By Matt Walthour
MAYbe you should ride?
It’s that time of year to celebrate the power of the bicycle, the freedoms, the opportunities to see things you may have never seen, to get healthier, and well, just to plain old ride your bicycle. The reason you may ask? It is because May is considered National Bike Month. Officially, Bike-to-Work Week 2012 is from May 14-18 and Bike-to-Work Day is on Friday, May 18. There is also a Bike to School day for the kids and well, even the adults. That day is May 9.
Not only is commuting to work great for the environment, it also has great health benefits, one of which is it will keep you much more awake and aware at work and school!! If you are thinking it’s much too difficult to bike to work, sorry, but I covered a lot of your possible excuses or fears below:
The roads aren’t safe
• Obey traffic signs, ride on the right, signal turns, and stop at lights.
• Wear bright clothing.
• You are at no greater risk than driving a car.
• Wear a helmet every time you ride.
• Ride on the sidewalks, it’s allowed on Marco Island, and in many other cities, but be sure you alert pedestrians you are approaching them.
I have to run errands
• Bolt a rack to the back of your bike or a basket to the front to add carrying capacity.
• Make sure that you have a lock to secure your bike while you are in a building.
• Allow extra time to get to scheduled appointments and find parking.
I’m out of shape
• Ride at an easy pace; in a few months you will be in a lot better shape.
• Ride your route on a weekend to find the easiest way to work.
• You will improve your fitness level when you become a regular bike commuter.
It takes too long
• The average commuter travels at 10 mph; the more you ride, the faster you will become.
• Trips of less than three miles will be quicker by bike.
• Trips of five to seven miles in urban areas may take the same time or less as by car.
It’s too far
• Try riding to work and taking mass transit home or having a friend pick you up, then alternating the next day.
• Ride to a coworker’s house and carpool to work.
No bike parking
• Look around for a storage area in your building or office.
• Stash your bike in a covered, secure place such as a closet or even your office.
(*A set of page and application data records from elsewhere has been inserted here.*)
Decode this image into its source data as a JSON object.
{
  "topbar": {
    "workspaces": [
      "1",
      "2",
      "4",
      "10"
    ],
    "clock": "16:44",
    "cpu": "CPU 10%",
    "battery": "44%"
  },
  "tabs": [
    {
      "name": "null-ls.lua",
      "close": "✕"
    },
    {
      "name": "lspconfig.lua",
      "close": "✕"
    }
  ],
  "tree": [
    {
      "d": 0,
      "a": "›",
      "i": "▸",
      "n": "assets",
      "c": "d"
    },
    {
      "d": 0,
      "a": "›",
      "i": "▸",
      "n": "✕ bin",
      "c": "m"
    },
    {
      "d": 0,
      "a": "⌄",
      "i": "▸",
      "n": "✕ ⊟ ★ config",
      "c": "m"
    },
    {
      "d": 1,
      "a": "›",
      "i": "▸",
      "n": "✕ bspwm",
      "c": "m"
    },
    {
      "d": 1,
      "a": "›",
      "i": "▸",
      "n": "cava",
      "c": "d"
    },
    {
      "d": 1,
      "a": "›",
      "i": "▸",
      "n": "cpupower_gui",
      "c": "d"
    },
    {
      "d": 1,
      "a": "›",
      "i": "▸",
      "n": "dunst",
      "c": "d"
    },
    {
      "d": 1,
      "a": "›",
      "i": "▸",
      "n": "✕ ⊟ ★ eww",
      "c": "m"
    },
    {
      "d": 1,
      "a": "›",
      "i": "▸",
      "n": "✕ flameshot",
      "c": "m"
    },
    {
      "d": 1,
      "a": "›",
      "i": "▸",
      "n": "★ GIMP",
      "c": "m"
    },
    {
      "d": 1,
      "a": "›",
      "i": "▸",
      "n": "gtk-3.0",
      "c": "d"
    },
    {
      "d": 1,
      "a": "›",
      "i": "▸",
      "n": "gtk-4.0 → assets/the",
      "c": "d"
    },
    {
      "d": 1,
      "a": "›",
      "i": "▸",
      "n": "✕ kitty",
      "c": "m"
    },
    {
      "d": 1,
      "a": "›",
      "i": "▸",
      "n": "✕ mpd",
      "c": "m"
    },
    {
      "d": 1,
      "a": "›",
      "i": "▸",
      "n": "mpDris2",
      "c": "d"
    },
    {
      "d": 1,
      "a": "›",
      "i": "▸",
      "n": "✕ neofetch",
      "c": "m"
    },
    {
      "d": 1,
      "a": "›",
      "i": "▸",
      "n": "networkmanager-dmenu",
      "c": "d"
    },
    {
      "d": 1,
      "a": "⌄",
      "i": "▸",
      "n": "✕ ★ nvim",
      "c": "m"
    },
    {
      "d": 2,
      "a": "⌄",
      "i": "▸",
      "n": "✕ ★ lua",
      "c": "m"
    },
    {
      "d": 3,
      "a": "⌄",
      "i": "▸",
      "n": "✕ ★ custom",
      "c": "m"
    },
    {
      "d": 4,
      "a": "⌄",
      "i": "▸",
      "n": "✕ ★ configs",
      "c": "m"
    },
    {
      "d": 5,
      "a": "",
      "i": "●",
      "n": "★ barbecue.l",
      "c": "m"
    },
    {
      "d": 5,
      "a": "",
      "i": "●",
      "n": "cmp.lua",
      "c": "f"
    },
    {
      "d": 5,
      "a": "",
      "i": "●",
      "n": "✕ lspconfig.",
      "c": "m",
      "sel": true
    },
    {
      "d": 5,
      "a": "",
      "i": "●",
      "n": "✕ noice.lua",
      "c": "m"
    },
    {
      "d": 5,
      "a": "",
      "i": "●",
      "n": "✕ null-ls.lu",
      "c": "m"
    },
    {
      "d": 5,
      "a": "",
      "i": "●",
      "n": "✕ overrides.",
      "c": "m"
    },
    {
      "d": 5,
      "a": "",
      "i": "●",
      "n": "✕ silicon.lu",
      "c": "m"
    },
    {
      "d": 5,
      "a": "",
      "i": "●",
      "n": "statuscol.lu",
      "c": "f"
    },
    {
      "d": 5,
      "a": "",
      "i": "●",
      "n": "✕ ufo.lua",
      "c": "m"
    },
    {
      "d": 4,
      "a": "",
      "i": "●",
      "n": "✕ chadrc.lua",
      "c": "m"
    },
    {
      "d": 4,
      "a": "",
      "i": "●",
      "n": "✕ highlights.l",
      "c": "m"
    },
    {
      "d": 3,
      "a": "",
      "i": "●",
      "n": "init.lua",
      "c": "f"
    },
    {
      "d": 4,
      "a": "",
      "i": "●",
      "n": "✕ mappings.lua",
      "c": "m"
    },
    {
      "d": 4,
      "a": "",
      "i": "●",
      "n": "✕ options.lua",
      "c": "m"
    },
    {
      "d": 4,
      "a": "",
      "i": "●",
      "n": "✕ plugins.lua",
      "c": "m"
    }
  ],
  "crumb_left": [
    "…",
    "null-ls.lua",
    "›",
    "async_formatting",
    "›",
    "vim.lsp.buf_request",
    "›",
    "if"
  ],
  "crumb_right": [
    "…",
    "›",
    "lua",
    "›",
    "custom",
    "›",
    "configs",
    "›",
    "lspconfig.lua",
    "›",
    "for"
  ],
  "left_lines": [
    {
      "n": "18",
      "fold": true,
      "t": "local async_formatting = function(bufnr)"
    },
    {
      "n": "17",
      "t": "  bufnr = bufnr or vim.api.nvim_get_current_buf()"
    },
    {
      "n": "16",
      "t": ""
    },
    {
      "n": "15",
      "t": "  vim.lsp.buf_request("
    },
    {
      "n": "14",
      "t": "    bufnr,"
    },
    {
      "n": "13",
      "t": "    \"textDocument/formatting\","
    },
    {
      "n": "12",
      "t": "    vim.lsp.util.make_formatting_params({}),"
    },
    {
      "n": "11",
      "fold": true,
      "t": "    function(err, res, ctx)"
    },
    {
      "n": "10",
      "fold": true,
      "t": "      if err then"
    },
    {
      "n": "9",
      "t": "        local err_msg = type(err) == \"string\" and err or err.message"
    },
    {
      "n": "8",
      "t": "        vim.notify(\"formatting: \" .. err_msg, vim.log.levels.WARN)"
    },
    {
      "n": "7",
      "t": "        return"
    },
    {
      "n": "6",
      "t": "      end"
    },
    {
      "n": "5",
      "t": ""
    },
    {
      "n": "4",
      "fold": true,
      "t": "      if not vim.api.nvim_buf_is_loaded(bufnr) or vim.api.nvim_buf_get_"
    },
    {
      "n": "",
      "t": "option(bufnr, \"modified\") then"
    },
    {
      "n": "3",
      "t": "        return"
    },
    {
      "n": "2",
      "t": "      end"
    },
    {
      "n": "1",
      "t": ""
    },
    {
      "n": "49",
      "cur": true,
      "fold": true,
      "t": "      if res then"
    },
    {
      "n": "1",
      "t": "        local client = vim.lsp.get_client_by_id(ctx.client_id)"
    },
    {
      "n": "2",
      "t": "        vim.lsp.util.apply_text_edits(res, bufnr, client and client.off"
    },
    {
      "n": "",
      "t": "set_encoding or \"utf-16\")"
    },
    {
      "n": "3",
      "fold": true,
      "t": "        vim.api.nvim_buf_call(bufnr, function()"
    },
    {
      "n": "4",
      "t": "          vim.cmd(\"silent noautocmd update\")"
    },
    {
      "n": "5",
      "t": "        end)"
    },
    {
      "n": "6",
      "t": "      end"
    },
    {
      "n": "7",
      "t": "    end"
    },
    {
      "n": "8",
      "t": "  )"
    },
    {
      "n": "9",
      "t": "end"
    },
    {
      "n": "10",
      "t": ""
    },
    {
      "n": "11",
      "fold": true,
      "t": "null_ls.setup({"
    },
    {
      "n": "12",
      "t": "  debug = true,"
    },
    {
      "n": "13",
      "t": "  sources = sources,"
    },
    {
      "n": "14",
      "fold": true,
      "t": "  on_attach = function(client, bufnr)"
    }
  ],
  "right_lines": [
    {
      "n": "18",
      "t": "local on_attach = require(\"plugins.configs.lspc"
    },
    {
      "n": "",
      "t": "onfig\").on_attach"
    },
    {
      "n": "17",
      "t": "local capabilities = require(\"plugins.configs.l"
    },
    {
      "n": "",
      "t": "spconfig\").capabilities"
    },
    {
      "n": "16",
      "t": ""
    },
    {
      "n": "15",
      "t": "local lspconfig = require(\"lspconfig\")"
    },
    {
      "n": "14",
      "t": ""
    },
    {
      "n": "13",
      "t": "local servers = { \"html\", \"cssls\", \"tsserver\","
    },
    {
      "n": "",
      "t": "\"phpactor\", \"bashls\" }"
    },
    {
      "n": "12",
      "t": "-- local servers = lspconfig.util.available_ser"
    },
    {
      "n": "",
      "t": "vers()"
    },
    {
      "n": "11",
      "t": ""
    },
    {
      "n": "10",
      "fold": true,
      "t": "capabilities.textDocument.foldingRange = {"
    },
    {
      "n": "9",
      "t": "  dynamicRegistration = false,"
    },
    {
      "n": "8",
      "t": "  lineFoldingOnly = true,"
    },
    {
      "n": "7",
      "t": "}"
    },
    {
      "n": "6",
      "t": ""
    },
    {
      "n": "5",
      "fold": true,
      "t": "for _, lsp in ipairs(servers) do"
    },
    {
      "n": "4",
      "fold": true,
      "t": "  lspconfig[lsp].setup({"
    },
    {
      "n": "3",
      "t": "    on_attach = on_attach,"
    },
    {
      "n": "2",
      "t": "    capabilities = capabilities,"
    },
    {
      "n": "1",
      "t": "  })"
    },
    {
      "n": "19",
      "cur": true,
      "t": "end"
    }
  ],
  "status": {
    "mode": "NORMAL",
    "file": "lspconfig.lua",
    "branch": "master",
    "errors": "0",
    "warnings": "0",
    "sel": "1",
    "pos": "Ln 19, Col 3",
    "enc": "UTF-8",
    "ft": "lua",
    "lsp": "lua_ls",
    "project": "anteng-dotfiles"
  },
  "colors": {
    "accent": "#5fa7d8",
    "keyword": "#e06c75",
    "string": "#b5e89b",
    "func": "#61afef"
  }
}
• Formally request that your employer provide bike parking or lock it up outside.
My bike is beat up
• Go to your local bike shop and let them know that you are commuting and have them tune up your bike.
• Make sure that your bike is reliable and in good working order before you ride.
• Most commuters don’t shower at work; ride at an easy pace to stay cool and dry.
• Ride home at a fast pace if you want a workout; shower when you get there.
I have to dress up
• Keep multiple sets of clothing at work; rotate them on days you drive.
• Have work clothes cleaned at nearby laundromats or dry cleaners.
• Pack clothes with you and change at work.
• Fenders for your bike and raingear for your body will keep you dry.
• If you are at work, take transit or carpool to get home; ride home the next day.
• Take transit or drive if you don’t have the gear to ride comfortably in the rain.
As in the last 10 years, Wednesday, May 16th is the National Ride of Silence. To remember and show respect for people who have been killed or injured while cycling. This year, as last year, they will leave from Centennial Park under the bridge in Fort Myers at 7 PM. This ride will be eight miles and will take approximately one hour to complete. HELMETS ARE REQUIRED. Slow speed and silence of riders is requested as a demonstration of respect.
Now you have a good starting to point to get ready to ride the month of May. Who knows, if you already don’t, you may continue throughout the year. Pedal on!!!
Matt Walthour, a Marco Island resident since 1985 is a graduate from Embry Riddle Aeronautical University, and is the owner of Island Bike Shop and Scootertown on Marco Island and Naples. He is also a member of the Marco Island bike path ad-hoc committee.